> **INSTRUCTIONS FOR THE TASK**
Spot each line in the data below containing "livraison" and copy it.
*** DATA TO USE ***
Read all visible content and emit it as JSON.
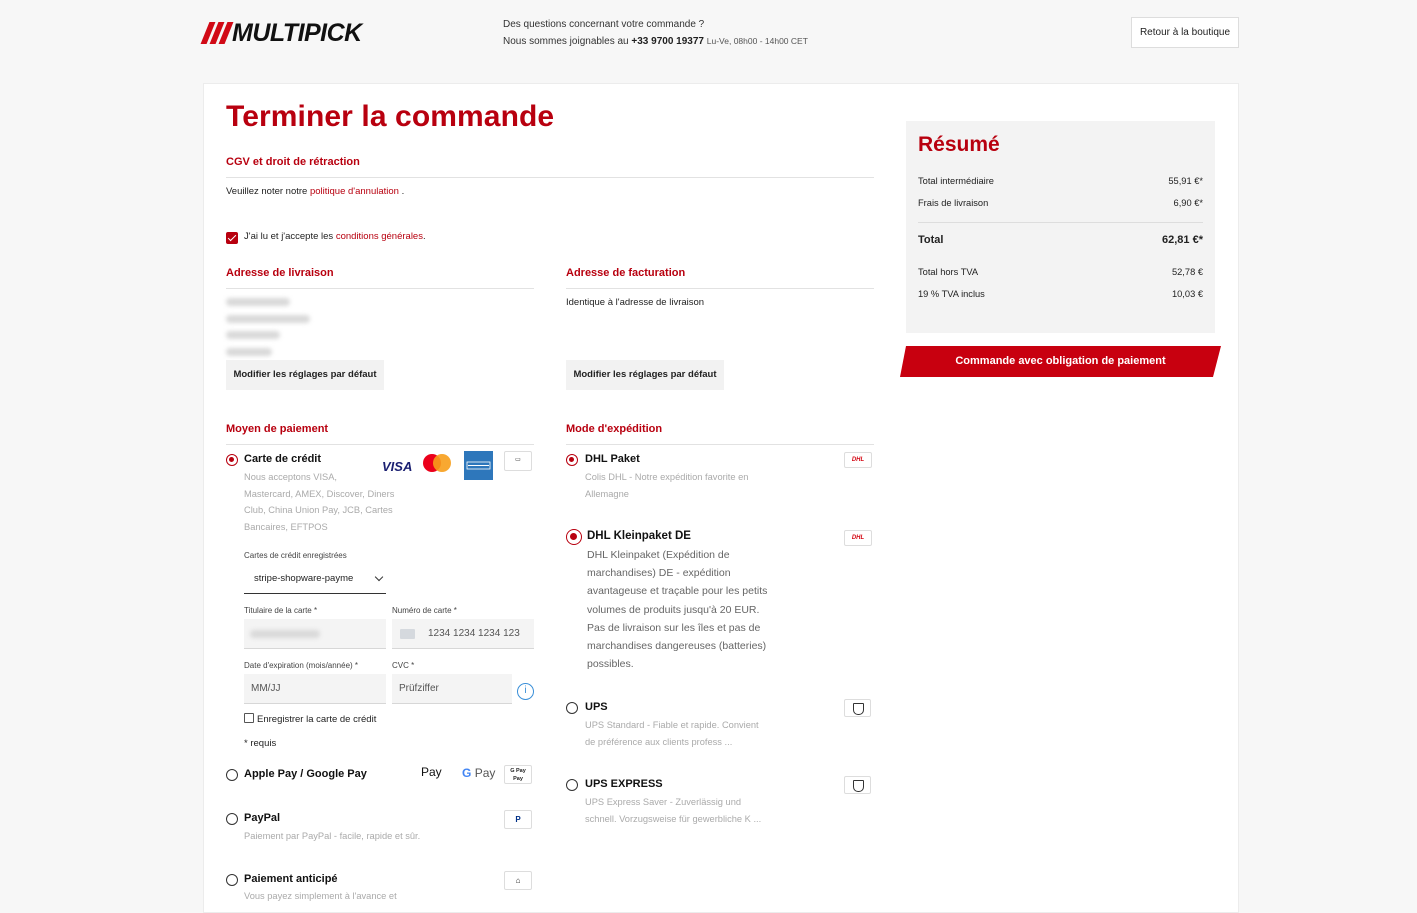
{
  "brand": {
    "name": "MULTIPICK",
    "accent": "#b8000f"
  },
  "header": {
    "help_title": "Des questions concernant votre commande ?",
    "help_prefix": "Nous sommes joignables au",
    "phone": "+33 9700 19377",
    "hours": "Lu-Ve, 08h00 - 14h00 CET",
    "back_label": "Retour à la boutique"
  },
  "page_title": "Terminer la commande",
  "cgv": {
    "title": "CGV et droit de rétraction",
    "note_prefix": "Veuillez noter notre",
    "note_link": "politique d'annulation",
    "note_suffix": ".",
    "accept_prefix": "J'ai lu et j'accepte les",
    "accept_link": "conditions générales",
    "accept_suffix": "."
  },
  "shipping_address": {
    "title": "Adresse de livraison",
    "button": "Modifier les réglages par défaut"
  },
  "billing_address": {
    "title": "Adresse de facturation",
    "text": "Identique à l'adresse de livraison",
    "button": "Modifier les réglages par défaut"
  },
  "payment": {
    "title": "Moyen de paiement",
    "credit_card": {
      "label": "Carte de crédit",
      "desc": [
        "Nous acceptons VISA,",
        "Mastercard, AMEX, Discover, Diners",
        "Club, China Union Pay, JCB, Cartes",
        "Bancaires, EFTPOS"
      ],
      "saved_label": "Cartes de crédit enregistrées",
      "saved_value": "stripe-shopware-payme",
      "holder_label": "Titulaire de la carte *",
      "number_label": "Numéro de carte *",
      "number_placeholder": "1234 1234 1234 123",
      "expiry_label": "Date d'expiration (mois/année) *",
      "expiry_placeholder": "MM/JJ",
      "cvc_label": "CVC *",
      "cvc_placeholder": "Prüfziffer",
      "save_card": "Enregistrer la carte de crédit",
      "required": "* requis",
      "icons": [
        "visa-icon",
        "mastercard-icon",
        "amex-icon",
        "card-icon"
      ]
    },
    "apple_google": {
      "label": "Apple Pay / Google Pay",
      "apple": "Pay",
      "google": "Pay"
    },
    "paypal": {
      "label": "PayPal",
      "desc": "Paiement par PayPal - facile, rapide et sûr."
    },
    "prepay": {
      "label": "Paiement anticipé",
      "desc": "Vous payez simplement à l'avance et"
    }
  },
  "shipping": {
    "title": "Mode d'expédition",
    "options": [
      {
        "label": "DHL Paket",
        "desc": [
          "Colis DHL - Notre expédition favorite en",
          "Allemagne"
        ]
      },
      {
        "label": "DHL Kleinpaket DE",
        "desc": [
          "DHL Kleinpaket (Expédition de",
          "marchandises) DE - expédition",
          "avantageuse et traçable pour les petits",
          "volumes de produits jusqu'à 20 EUR.",
          "Pas de livraison sur les îles et pas de",
          "marchandises dangereuses (batteries)",
          "possibles."
        ]
      },
      {
        "label": "UPS",
        "desc": [
          "UPS Standard - Fiable et rapide. Convient",
          "de préférence aux clients profess ..."
        ]
      },
      {
        "label": "UPS EXPRESS",
        "desc": [
          "UPS Express Saver - Zuverlässig und",
          "schnell. Vorzugsweise für gewerbliche K ..."
        ]
      }
    ],
    "dhl_logo": "DHL"
  },
  "summary": {
    "title": "Résumé",
    "subtotal_label": "Total intermédiaire",
    "subtotal": "55,91 €*",
    "shipping_label": "Frais de livraison",
    "shipping": "6,90 €*",
    "total_label": "Total",
    "total": "62,81 €*",
    "net_label": "Total hors TVA",
    "net": "52,78 €",
    "vat_label": "19 % TVA inclus",
    "vat": "10,03 €",
    "order_button": "Commande avec obligation de paiement"
  }
}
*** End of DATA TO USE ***
> **OUTPUT**
    "title": "Adresse de livraison",
    "text": "Identique à l'adresse de livraison",
          "Pas de livraison sur les îles et pas de",
    "shipping_label": "Frais de livraison",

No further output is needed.